A few years ago I was a residence hall director on a college campus and it was a time of unrest because of stereotypes and misconceptions directed primarily toward the homosexual students on that campus. We ran up against all of the value statements, Catholic church teachings and social mores of the time in order to build a safer environment.
One response from the university, after a series of seminars and presentations on diversity targeted at residence hall staff, faculty and administration, was a request that they hang rainbow logos on a door or a window in a residence hall, a faculty office, a classroom or any other university space. It would be a sign that the space was safe; a place where anyone could come to talk about anything, not just homosexuality, and know that their conversation would be held sacred. It took awhile for this to catch on, but it was successful, and change did begin, slowly but surely. It was a very visible sign.
Today, we are hearing about a new symbol to represent this same idea of unity, A safety pin, really. How does something that we usually use in an emergency to hold a blouse or shirt together, keep something from falling down (like the strap of a dress or a pair of pants) or put holes in our best blouse, jacket or shirt, suddenly become a sign of unity? Just consider its name: safety; and how it is used: to hold things together.
There is some criticism being lobbed towards this simple symbol. There is a concern that it will just become a fashion statement, you know some people will want to bedazzle the pin, right? Or more seriously, there is concern it will become just another statement of white privilege and become mediocre at best. The answer to the criticism is to make the symbol more if you choose to wear it; to make it lead us to action on behalf of those on the margins. If we choose to wear the safety pin, let us do so in order to discourage racism, heterosexism, sexism, ageism and all of the other “isms” that would deny basic human dignity to God’s creations. It is the Gospel mandate: Love one another.
Let us all be thankful and share the gifts and blessings we have received.
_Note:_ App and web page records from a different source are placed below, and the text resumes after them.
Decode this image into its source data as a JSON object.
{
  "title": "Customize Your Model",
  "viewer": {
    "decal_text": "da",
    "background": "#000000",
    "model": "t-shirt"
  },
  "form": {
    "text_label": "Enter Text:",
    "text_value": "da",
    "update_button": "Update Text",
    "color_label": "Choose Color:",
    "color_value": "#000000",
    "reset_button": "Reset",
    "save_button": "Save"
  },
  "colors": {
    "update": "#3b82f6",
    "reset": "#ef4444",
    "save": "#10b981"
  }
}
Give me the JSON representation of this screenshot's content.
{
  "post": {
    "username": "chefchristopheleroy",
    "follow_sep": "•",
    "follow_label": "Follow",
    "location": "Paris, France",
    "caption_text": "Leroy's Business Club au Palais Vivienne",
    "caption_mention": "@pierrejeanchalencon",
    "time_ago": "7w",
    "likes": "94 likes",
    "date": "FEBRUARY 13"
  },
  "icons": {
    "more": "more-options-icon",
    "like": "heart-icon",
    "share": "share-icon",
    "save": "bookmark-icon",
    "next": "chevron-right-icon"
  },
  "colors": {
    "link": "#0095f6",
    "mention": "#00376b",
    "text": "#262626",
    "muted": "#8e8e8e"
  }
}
So, if you see someone wearing such a safety pin will you presume it is just holding something together or that it is an opportunity for a conversation on important matters? And what could come out of that conversation?